Buxus sempervirens suffruticosa: Dwarf English Boxwood is the smallest of the boxwood family and only reaches 1 to 2 feet tall by 1 to 2 feet wide when mature. Used extensively in knot gardens and as edger plants.
What is the smallest boxwood available?
Small-Leaved Boxwood The ‘Compacta’ cultivar, also sometimes called ‘Kingsville Dwarf,’ is the smallest boxwood variety. It grows very slowly, adding about 1/2 inch in height each year, and reaches a mature height of about a foot. Its leaves, at 1/2 inch long, are exceptionally small, too.
Is there such thing as a dwarf boxwood?
The dwarf English boxwood (Buxus sempervirens “Suffruticosa”), an evergreen shrub, gets to around 3 feet tall. This shrub grows well in U.S. Department of Agriculture hardiness zones of 6 through 8 in sandy loam. Boxwoods grow slowly and are useful in landscaping and gardens as accent pieces.
How big does a dwarf boxwood get?
Dwarf English Boxwoods are slow-growing and reach up to three feet in height, so you can tuck them in a tight spot with little fear of them becoming overgrown.
Can you keep boxwood small?
Space boxwoods in the trench 6 to 12 inches apart, depending upon the ultimate desired height of your hedge. Miniature boxwoods generally grow wider than their height. Boxwoods such as Buxus microphylla japonica can be kept to 6 inches tall, although this boxwood grows 4 to 6 feet tall when left unclipped.
How far apart should you plant dwarf boxwoods?
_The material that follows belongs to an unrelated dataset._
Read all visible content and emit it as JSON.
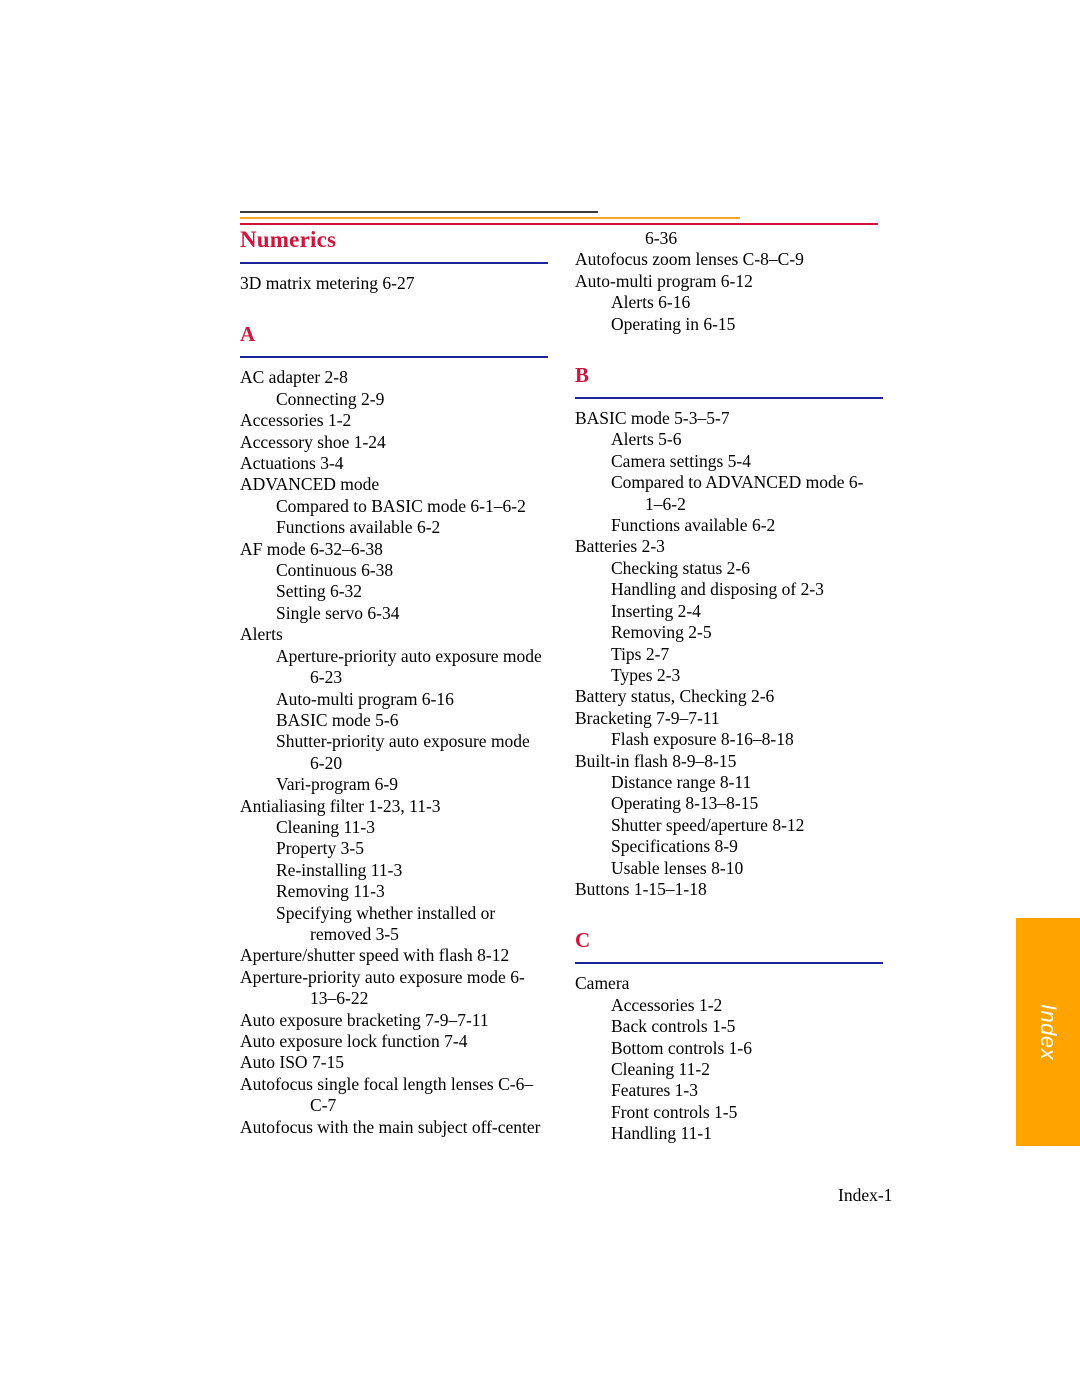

Place the plants 2 feet apart. Those dwarf varieties that should be 2 to 3 feet apart for a grouping or row of individual plants should be squeezed to more like 15 or 18 inches apart for a low hedge.
Do boxwoods need full sun?
The boxwood can be grown as a standalone plant, in groups or as a hedge. Furthermore, the boxwood has been used in containers, topiaries and for bonsai purposes. They can thrive in light shade as well as full sun. Very low maintenance, the boxwood is prized for its foliage, which is best pruned in the winter months.
Does boxwood need a lot of water?
Water Boxwood Wisely Water plants slowly and deeply only when needed. In the first year, newly planted boxwood will require regular irrigation – weekly or more during hot, dry weather. Second year plants are still developing a healthy root system and will continue to require water if rainfall is inadequate.
Can you keep a green mountain boxwood small?
You might be able to keep it that small, however “Green Mountain” is described as “Dense upright form with bright green leaves that retain their color through winter. Natural cone-shaped form if left unsheared, excellent hedge. Evergreen. Full to partial sun.